Another recent research focus has been field, laboratory, and theoretical studies of how molten rock from Earth’s interior leads to volcanism at mid-ocean ridges and in island arcs (see Science Highlights story on Subduction Zones). Geochemistry is a particularly powerful tool for these studies, and our department hosts some of the finest analytical facilities for determining the chemistry of igneous rocks.

A third major focus is geophysics, including marine seismology, geomagnetism, tectonics, and geodynamical modeling. The study of mid-ocean ridges has been a traditional focus of this group, but there is increasing interest in hot spots, subduction zones, and the large-scale dynamics of the mantle.

Over the past two years, the department has strengthened and expanded its research in coastal geology and geophysics. As part of that effort, Jeff Donnelly was invited to join the scientific staff in 2002 as an Assistant Scientist. Jeff uses the geologic record preserved in coastal sediments to reconstruct the history of sea level change and intense storms. He and Associate Scientist Rob Evans, along with postdoctoral scholars Ilya Buynevich and Liviu Giosan, form a nucleus for this emerging scientific initiative.

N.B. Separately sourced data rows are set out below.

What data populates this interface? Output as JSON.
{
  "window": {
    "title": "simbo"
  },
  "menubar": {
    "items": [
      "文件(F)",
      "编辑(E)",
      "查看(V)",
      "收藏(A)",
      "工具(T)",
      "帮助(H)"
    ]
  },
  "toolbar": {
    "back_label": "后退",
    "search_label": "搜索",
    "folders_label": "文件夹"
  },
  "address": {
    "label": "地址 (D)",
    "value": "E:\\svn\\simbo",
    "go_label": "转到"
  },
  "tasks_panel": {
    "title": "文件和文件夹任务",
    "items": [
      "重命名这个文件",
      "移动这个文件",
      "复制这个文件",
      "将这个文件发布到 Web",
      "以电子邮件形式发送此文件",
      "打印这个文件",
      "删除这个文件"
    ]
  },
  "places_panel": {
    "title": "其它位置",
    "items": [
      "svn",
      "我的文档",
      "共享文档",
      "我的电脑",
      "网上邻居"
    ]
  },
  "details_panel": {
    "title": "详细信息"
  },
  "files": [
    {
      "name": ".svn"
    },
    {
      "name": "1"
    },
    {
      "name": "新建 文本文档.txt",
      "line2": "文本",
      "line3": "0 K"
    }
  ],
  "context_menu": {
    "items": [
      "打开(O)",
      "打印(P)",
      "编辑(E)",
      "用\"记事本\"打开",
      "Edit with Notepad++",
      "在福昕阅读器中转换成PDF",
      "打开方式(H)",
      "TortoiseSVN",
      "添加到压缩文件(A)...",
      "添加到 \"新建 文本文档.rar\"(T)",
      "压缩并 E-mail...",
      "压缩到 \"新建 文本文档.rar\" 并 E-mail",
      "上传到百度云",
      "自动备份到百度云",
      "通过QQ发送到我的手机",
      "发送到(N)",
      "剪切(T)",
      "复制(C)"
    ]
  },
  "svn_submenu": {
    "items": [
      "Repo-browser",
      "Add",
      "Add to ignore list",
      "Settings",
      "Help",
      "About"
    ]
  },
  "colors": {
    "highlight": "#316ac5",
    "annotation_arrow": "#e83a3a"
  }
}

The appointment of seismologist Jeff McGuire as an Assistant Scientist also represents a new direction. Jeff studies the physical processes of earthquakes along oceanic transform faults, and is interested in the emerging field of seafloor geodesy. In the fall of 2002, Jeff and associate scientists Greg Hirth and Jian Lin organized a workshop to identify the scientific opportunities and technical challenges of utilizing this powerful geophysical technique on the seafloor.

The marine geosciences are entering an exciting period. A new multiplatform, international Integrated Ocean Drilling Program is slated to begin in October 2003. Progress is being made in establishing a network of seafloor observatories. And recent advances in seismological imaging, geochemical analysis, and geodynamic modeling are providing unprecedented opportunities to understand the structure and circulation of Earth’s mantle. The G&G Department is poised to play a leading role in these efforts.

Robert S. Detrick, Department Chair